Optimizing Rewards and Perks
The Ultimate Guide to Crowdfunding takes a different approach to advising you on your crowdfunding campaign. This guide brings you the tips from people who know crowdfunding best – the experts who have run great campaigns and crowdfunding sites themselves – and presents raw data collected from a sample of some of the 15 most funded projects on both platforms.
What Kickstarter Advises
To date the most popular pledge amount is $25 and the average pledge is around $70. Small amounts are where it’s at: projects without a reward of $20 or less succeed 28% of the time, while projects with a reward of $20 or less succeed 45% of the time.
There are four common reward types that we see on Kickstarter:
Copies of the thing: the album, the DVD, a print from the show. These items should be priced what they would cost in a retail environment.
Creative collaborations: a backer appears as a hero in the comic, everyone gets painted into the mural, two backers do the handclaps for track 3.
Creative experiences: a visit to the set, a phone call from the author, dinner with the cast, a concert in your backyard.
Creative mementos: Polaroids sent from location, thanks in the credits, meaningful tokens that tell a story.
What Indiegogo Advises
We’ve found that campaigns offering perks raise 143% more money than those that do not. (Shopify note: Unlike Kickstarter, offering rewards, or “perks,” is not mandatory on Indiegogo.)
$25 perks are the most frequently claimed.
$100 perks raise the most money and often make up nearly 30% of total funds raised.
What the Experts Advise
“We knew that most people pledge $25, and so we set that as the core product. And then we worked out from there. We wanted to cover a lot, from the smallest amounts to really large amounts. So we added a few limited edition boards for people to select.” - Bill Trammel, Catan Boards.
“We created unique t-shirts to give to the people who backed our original Kickstarter campaign and then back our new Kickstarter campaign. You know that this isn’t going to be available after the campaign. That makes them feel special.” - Mariquel Waingarten, Hickies.
“We made an early mistake by introducing colors too early on. Most people care about getting the product, not which color it was in. We should have just have chosen one color instead of four.
We also found that offering more rewards made things increasingly turn into a logistical nightmare. That’s something that we wanted to avoid.

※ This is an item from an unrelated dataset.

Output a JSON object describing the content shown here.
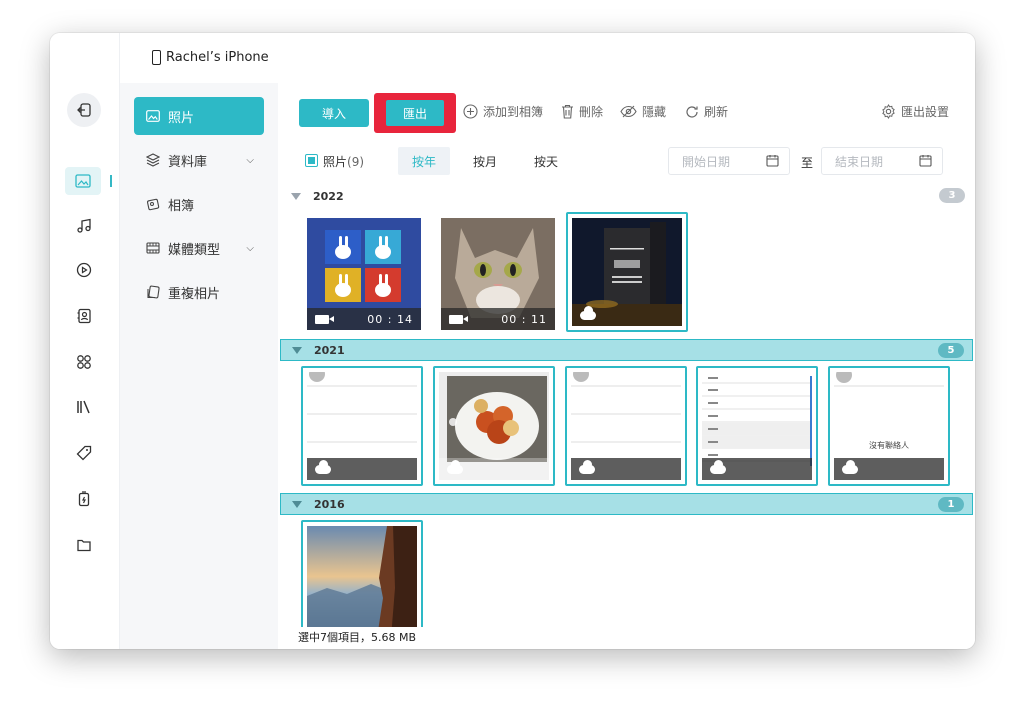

Make it easy, make it scalable, and get your products out to people.” - Noah Dentzel, NOMAD.
“When selecting your rewards it’s important to include other perk levels besides the minimum amount required for a backer to receive the product. There should be a tier for backers who simply want to contribute a small amount to the campaign but don’t necessarily want to receive anything in return. Similarly, other backers will want to contribute a smaller amount in order to receive an entry level perk, like a t-shirt. Finally, there may be backers for whom money is no object, so you should consider creating an exclusive perk that gives them special access to the team or a unique experience.” - Adam Sager, Canary.
|Largest reward amount|
|Misfit Shine||$846,675||Indiegogo||7,957||11|| $14,999
In this sample of large design and technology projects, Pebble has the largest number of funders: 68,929, kicking in an average of $150 each. Robot Dragonfly has the fewest number of funders: 3203, who kicked in an average of $356 each.
The average number of rewards/perks offered is 14. Pono Music offers the largest number of rewards (44), while StickNFind offers the fewest (3).
The highest reward level with the largest number of funders is $399, from Emotiv Insight. The lowest is from ARKYD, at $25.